3 Tablespoons potato starch
½ cup store-bought or previously made coconut yogurt
- First, sanitize your jars to get your good bacteria off to a head start: add all canning jars and lids to a large stockpot. Cover with water, and bring to a boil. Lower heat, but keep at a medium boil for five minutes. Turn off heat, but leave jars in water until ready to use.
- If using agar powder: Whisk 1/2 cup of milk with starch and agar powder until smooth. Add mix to a medium saucepan with 2 more cups of milk. Heat on low until temperature reaches 180ºF, whisking constantly. Mixture will thicken considerably. Proceed to step 4.
- If using agar flakes: Add 2 cups milk to a medium saucepan. Heat over medium-low until flakes have totally dissolved (this helps ensure even thickening, but the undissolved agar flakes will be chunky). Remove 1/2 cup of warmed milk and stir with starch in a small bowl until starch has dissolved. Add back to saucepan, and cook together until mixture has thickened.
- Meanwhile, fill a large glass bowl with cold water and ice cubes to create an ice bath.
- Once cooking mixture is thickened (and agar flakes have dissolved), whisk in remaining 2 cups coconut milk.
- Place saucepan in the bowl of cold water and ice. Let the milk cool to 115ºF, stirring constantly. Stir in prepared yogurt and whisk until smooth. Remove saucepan from the ice bath.
- Remove jars carefully from water using tongs and place onto a dishtowel or cutting board (keep hot jars off of cold countertops for safety).
- Pour milk mixture into jars evenly and cover with lids and bands. Wrap each jar individually with kitchen towels (or similar) and place onto a cookie sheet or baking pan (whatever size that fits, I can usually fit all into a 8×8 baking dish).
- Place all wrapped jars into the oven and turn the light on, which is just enough heat to incubate your cultures. Keep in the oven for 8 hours.
- After 8 hours, check your yogurt– it should be slightly tangy and noticeably thicker. If it does not seem tangy enough, keep in oven for another 2-3 hours, checking every hour or so. Once fully cultured, unwrap the jars and move them to the fridge. I find that the finished yogurt lasts for over a week. Remember to save half of your final jar to use as the starter for your next batch!

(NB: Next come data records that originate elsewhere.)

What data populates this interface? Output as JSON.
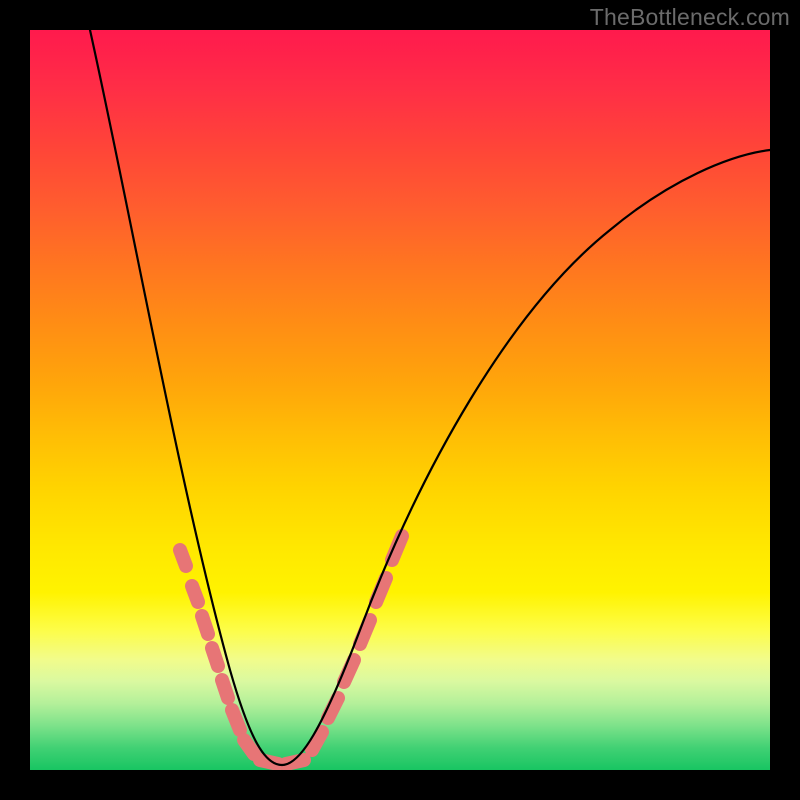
{
  "watermark": "TheBottleneck.com",
  "colors": {
    "gradient_top": "#ff1a4d",
    "gradient_mid": "#ffd400",
    "gradient_bottom": "#18c562",
    "curve": "#000000",
    "dots": "#e77576",
    "frame": "#000000"
  },
  "chart_data": {
    "type": "line",
    "title": "",
    "xlabel": "",
    "ylabel": "",
    "xlim": [
      0,
      100
    ],
    "ylim": [
      0,
      100
    ],
    "x": [
      0,
      5,
      10,
      15,
      20,
      25,
      30,
      35,
      40,
      45,
      50,
      55,
      60,
      65,
      70,
      75,
      80,
      85,
      90,
      95,
      100
    ],
    "series": [
      {
        "name": "bottleneck-curve",
        "values": [
          100,
          82,
          66,
          51,
          38,
          26,
          15,
          6,
          1,
          3,
          11,
          22,
          33,
          43,
          52,
          59,
          65,
          70,
          74,
          77,
          80
        ]
      }
    ],
    "annotations": {
      "dotted_region_x": [
        20,
        50
      ],
      "dotted_region_note": "pink dotted overlay near minimum"
    }
  }
}
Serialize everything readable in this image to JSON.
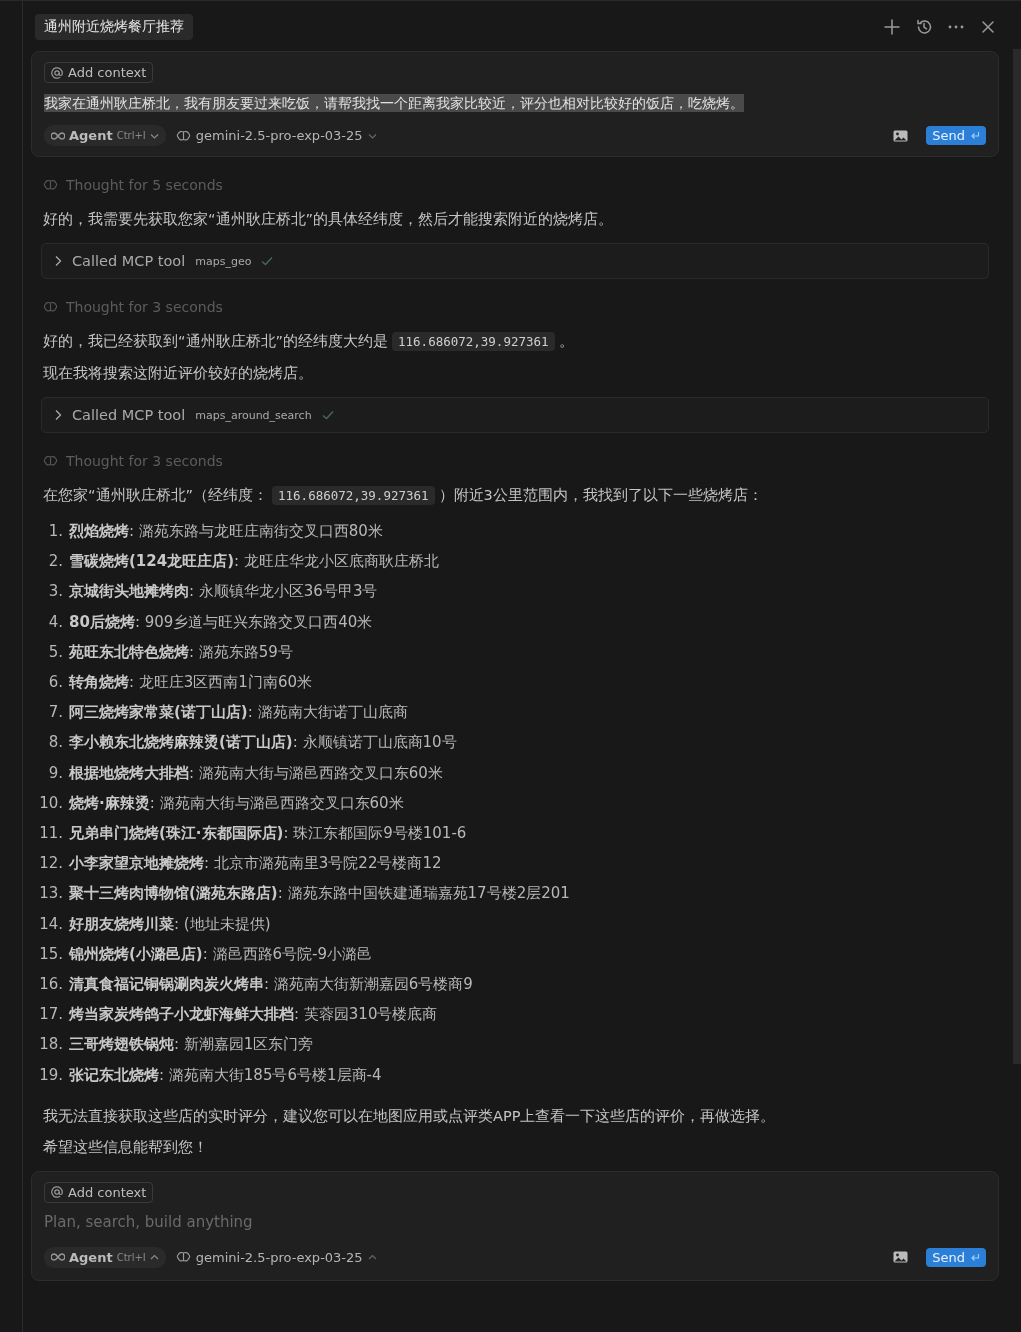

Yield: 5-6 half-pint jars (total about 4 cups yogurt)
jars image from here; yogurt image from So Delicious; other images by author